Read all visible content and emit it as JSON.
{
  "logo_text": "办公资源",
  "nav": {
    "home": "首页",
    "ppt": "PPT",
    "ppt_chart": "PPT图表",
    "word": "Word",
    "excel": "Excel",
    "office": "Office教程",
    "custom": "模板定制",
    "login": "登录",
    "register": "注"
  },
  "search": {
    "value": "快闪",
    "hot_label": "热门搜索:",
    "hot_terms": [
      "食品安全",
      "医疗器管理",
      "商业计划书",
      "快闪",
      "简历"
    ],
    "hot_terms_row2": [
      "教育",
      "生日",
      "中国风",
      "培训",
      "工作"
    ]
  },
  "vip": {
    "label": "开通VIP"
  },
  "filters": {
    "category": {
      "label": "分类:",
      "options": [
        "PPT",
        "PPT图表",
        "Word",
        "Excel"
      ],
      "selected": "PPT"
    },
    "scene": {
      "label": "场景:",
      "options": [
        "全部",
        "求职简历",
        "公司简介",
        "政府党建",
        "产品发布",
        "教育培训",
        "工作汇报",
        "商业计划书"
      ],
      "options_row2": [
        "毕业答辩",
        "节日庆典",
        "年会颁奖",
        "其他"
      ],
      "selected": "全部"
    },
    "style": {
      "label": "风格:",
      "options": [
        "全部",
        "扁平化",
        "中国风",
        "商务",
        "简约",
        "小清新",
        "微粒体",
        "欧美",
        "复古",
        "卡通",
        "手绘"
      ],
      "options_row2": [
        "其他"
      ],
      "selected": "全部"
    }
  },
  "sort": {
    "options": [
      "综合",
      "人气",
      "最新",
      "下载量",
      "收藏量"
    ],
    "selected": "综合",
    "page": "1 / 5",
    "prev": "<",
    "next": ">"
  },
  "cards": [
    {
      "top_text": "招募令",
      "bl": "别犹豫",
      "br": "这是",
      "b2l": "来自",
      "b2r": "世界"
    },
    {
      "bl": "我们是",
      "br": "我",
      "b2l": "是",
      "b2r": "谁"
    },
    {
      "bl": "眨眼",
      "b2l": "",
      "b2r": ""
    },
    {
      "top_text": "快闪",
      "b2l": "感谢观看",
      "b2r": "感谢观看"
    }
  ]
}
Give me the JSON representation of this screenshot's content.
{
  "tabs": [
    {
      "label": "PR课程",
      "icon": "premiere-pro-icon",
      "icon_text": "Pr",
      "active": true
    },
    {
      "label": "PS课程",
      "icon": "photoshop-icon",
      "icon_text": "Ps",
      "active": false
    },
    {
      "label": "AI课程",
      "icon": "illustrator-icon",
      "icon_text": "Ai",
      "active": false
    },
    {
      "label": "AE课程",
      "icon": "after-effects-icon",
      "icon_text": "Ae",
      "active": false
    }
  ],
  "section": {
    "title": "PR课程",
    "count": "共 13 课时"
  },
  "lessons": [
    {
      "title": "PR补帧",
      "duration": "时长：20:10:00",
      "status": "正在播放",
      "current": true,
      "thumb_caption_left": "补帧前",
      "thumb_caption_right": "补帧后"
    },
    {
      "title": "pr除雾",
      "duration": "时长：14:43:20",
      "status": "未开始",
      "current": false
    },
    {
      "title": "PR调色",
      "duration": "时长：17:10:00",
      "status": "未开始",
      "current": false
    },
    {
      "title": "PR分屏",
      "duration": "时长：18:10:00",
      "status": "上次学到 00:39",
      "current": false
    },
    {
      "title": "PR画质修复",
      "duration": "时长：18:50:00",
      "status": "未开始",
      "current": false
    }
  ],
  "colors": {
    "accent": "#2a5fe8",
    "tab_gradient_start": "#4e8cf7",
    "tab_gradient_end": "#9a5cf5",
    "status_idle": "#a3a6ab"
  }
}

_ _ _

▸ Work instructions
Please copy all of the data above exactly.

▸ Solution to this exercise
Read all visible content and emit it as JSON.
{
  "logo_text": "办公资源",
  "nav": {
    "home": "首页",
    "ppt": "PPT",
    "ppt_chart": "PPT图表",
    "word": "Word",
    "excel": "Excel",
    "office": "Office教程",
    "custom": "模板定制",
    "login": "登录",
    "register": "注"
  },
  "search": {
    "value": "快闪",
    "hot_label": "热门搜索:",
    "hot_terms": [
      "食品安全",
      "医疗器管理",
      "商业计划书",
      "快闪",
      "简历"
    ],
    "hot_terms_row2": [
      "教育",
      "生日",
      "中国风",
      "培训",
      "工作"
    ]
  },
  "vip": {
    "label": "开通VIP"
  },
  "filters": {
    "category": {
      "label": "分类:",
      "options": [
        "PPT",
        "PPT图表",
        "Word",
        "Excel"
      ],
      "selected": "PPT"
    },
    "scene": {
      "label": "场景:",
      "options": [
        "全部",
        "求职简历",
        "公司简介",
        "政府党建",
        "产品发布",
        "教育培训",
        "工作汇报",
        "商业计划书"
      ],
      "options_row2": [
        "毕业答辩",
        "节日庆典",
        "年会颁奖",
        "其他"
      ],
      "selected": "全部"
    },
    "style": {
      "label": "风格:",
      "options": [
        "全部",
        "扁平化",
        "中国风",
        "商务",
        "简约",
        "小清新",
        "微粒体",
        "欧美",
        "复古",
        "卡通",
        "手绘"
      ],
      "options_row2": [
        "其他"
      ],
      "selected": "全部"
    }
  },
  "sort": {
    "options": [
      "综合",
      "人气",
      "最新",
      "下载量",
      "收藏量"
    ],
    "selected": "综合",
    "page": "1 / 5",
    "prev": "<",
    "next": ">"
  },
  "cards": [
    {
      "top_text": "招募令",
      "bl": "别犹豫",
      "br": "这是",
      "b2l": "来自",
      "b2r": "世界"
    },
    {
      "bl": "我们是",
      "br": "我",
      "b2l": "是",
      "b2r": "谁"
    },
    {
      "bl": "眨眼",
      "b2l": "",
      "b2r": ""
    },
    {
      "top_text": "快闪",
      "b2l": "感谢观看",
      "b2r": "感谢观看"
    }
  ]
}
Give me the JSON representation of this screenshot's content.
{
  "tabs": [
    {
      "label": "PR课程",
      "icon": "premiere-pro-icon",
      "icon_text": "Pr",
      "active": true
    },
    {
      "label": "PS课程",
      "icon": "photoshop-icon",
      "icon_text": "Ps",
      "active": false
    },
    {
      "label": "AI课程",
      "icon": "illustrator-icon",
      "icon_text": "Ai",
      "active": false
    },
    {
      "label": "AE课程",
      "icon": "after-effects-icon",
      "icon_text": "Ae",
      "active": false
    }
  ],
  "section": {
    "title": "PR课程",
    "count": "共 13 课时"
  },
  "lessons": [
    {
      "title": "PR补帧",
      "duration": "时长：20:10:00",
      "status": "正在播放",
      "current": true,
      "thumb_caption_left": "补帧前",
      "thumb_caption_right": "补帧后"
    },
    {
      "title": "pr除雾",
      "duration": "时长：14:43:20",
      "status": "未开始",
      "current": false
    },
    {
      "title": "PR调色",
      "duration": "时长：17:10:00",
      "status": "未开始",
      "current": false
    },
    {
      "title": "PR分屏",
      "duration": "时长：18:10:00",
      "status": "上次学到 00:39",
      "current": false
    },
    {
      "title": "PR画质修复",
      "duration": "时长：18:50:00",
      "status": "未开始",
      "current": false
    }
  ],
  "colors": {
    "accent": "#2a5fe8",
    "tab_gradient_start": "#4e8cf7",
    "tab_gradient_end": "#9a5cf5",
    "status_idle": "#a3a6ab"
  }
}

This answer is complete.